Big Data

Data-driven organizations are leveraging big data and analytics to obtain accurate, timely insight into business performance. New trends and bottlenecks can be identified with the help of big data. In shipping and manufacturing, network planning, real-time optimization of routes and preventive maintenance, which helps in preventing breakdowns are some of the areas that big data is being put to use.

Some leading freight companies are utilizing data from GPS trackers to study operational efficiency and prevent bottlenecks. With big data and predictive analytics, logistics companies will be able to enhance delivery speed, reduce costs, and provide accurate real-time package tracking for customers.

Augmented Reality (AR) And Virtual Reality (VR)

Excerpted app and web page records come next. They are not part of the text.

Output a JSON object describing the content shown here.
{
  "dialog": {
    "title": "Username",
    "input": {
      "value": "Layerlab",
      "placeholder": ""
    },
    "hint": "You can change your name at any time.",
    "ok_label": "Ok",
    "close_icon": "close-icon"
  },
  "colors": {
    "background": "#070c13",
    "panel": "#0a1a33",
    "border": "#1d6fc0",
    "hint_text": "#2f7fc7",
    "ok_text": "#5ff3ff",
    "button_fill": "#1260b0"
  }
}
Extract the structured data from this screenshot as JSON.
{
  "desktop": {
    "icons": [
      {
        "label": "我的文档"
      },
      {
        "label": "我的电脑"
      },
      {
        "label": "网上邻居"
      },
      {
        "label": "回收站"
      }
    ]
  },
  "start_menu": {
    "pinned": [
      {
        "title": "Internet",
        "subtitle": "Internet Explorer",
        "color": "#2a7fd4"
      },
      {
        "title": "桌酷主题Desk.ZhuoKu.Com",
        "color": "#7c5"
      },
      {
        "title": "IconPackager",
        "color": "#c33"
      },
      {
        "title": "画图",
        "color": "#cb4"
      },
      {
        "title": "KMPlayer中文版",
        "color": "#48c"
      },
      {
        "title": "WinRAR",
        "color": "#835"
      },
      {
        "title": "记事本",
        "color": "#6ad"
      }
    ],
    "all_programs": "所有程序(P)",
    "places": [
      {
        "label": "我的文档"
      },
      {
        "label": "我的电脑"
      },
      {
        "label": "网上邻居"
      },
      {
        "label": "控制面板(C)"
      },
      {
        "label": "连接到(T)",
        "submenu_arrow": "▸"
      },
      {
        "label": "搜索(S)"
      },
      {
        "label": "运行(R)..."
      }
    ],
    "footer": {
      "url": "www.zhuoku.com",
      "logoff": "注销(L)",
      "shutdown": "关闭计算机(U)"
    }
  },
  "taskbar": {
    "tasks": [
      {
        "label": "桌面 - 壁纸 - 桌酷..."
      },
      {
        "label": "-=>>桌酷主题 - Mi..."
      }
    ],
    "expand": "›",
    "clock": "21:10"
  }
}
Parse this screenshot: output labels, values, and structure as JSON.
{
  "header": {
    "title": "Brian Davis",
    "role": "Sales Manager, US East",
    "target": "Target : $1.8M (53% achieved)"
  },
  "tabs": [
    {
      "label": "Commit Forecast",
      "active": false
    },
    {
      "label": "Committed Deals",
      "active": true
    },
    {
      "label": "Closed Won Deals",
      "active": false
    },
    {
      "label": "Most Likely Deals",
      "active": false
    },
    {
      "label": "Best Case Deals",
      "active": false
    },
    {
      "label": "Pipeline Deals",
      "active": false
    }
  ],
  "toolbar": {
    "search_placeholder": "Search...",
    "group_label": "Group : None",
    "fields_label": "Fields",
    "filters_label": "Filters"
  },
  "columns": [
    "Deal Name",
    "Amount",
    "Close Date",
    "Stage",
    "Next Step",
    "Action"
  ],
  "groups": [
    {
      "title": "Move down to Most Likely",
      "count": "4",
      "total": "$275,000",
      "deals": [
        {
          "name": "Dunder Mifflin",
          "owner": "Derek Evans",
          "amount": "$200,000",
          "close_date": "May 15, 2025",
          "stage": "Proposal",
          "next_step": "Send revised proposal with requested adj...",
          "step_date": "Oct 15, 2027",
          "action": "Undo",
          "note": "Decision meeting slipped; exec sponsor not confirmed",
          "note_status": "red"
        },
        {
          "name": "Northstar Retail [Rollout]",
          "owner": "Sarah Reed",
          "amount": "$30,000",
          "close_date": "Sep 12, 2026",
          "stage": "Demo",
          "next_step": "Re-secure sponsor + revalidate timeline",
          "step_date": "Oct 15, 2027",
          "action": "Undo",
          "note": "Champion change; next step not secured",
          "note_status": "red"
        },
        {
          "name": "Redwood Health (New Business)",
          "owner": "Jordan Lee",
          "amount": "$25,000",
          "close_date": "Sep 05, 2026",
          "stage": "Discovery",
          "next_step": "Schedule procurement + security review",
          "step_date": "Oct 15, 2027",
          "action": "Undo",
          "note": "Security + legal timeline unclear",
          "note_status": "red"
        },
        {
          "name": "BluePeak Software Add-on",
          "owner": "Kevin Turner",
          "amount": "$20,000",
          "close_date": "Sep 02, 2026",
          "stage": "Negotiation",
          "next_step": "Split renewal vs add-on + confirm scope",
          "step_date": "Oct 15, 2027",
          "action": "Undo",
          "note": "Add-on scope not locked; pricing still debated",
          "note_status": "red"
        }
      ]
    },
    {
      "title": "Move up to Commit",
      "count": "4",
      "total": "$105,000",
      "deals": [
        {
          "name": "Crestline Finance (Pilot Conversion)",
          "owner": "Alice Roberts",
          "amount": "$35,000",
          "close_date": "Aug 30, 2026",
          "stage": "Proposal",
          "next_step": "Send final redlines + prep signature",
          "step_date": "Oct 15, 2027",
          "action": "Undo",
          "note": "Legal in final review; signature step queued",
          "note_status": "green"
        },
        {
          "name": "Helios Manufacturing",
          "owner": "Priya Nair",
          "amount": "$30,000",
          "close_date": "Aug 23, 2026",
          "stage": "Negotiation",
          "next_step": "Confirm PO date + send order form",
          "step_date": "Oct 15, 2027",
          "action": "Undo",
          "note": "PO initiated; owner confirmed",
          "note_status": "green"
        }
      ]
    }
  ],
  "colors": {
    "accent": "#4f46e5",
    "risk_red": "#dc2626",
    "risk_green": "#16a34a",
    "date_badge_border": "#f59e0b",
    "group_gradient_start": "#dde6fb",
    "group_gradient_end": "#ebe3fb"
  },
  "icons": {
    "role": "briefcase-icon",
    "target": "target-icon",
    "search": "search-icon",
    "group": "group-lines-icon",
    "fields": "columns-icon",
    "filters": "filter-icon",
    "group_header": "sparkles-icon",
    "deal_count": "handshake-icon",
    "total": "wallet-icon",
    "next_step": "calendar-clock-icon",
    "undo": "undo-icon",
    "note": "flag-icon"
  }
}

Augmented reality (AR) and virtual reality (VR) have the potential to transform customer experiences in logistics and retail industries. Some studies estimate that in the next three years VR adoption will be more widespread while AR will become more mainstream in the next six years. However, in some industries, the use of these technologies is already gaining significant traction. This includes in manufacturing where VR and AR are used in product design and development, repair, and maintenance of industrial equipment. In the retail space, product virtualization is helping customers make informed purchasing decisions.

Chatbots

Conversational systems such as chatbots and virtual personal assistants (VPAs) are playing a critical role in communication and customer service today. These technologies come with the capability to answer many varieties of questions and offer solutions without help from human agents.  They can handle online transactions, provide access to information quickly, and ensure delivery.

With so many powerful technologies popping up every day, there’s no doubt that the freight industry is undergoing a major technological change. These shifts in technology demand that logistics companies become more agile and more responsive to the growing demand from clients. By leveraging the technologies discussed above, freight companies will be able to meet the evolving customer expectations and thrive in this constantly changing market.

Adam Torkildson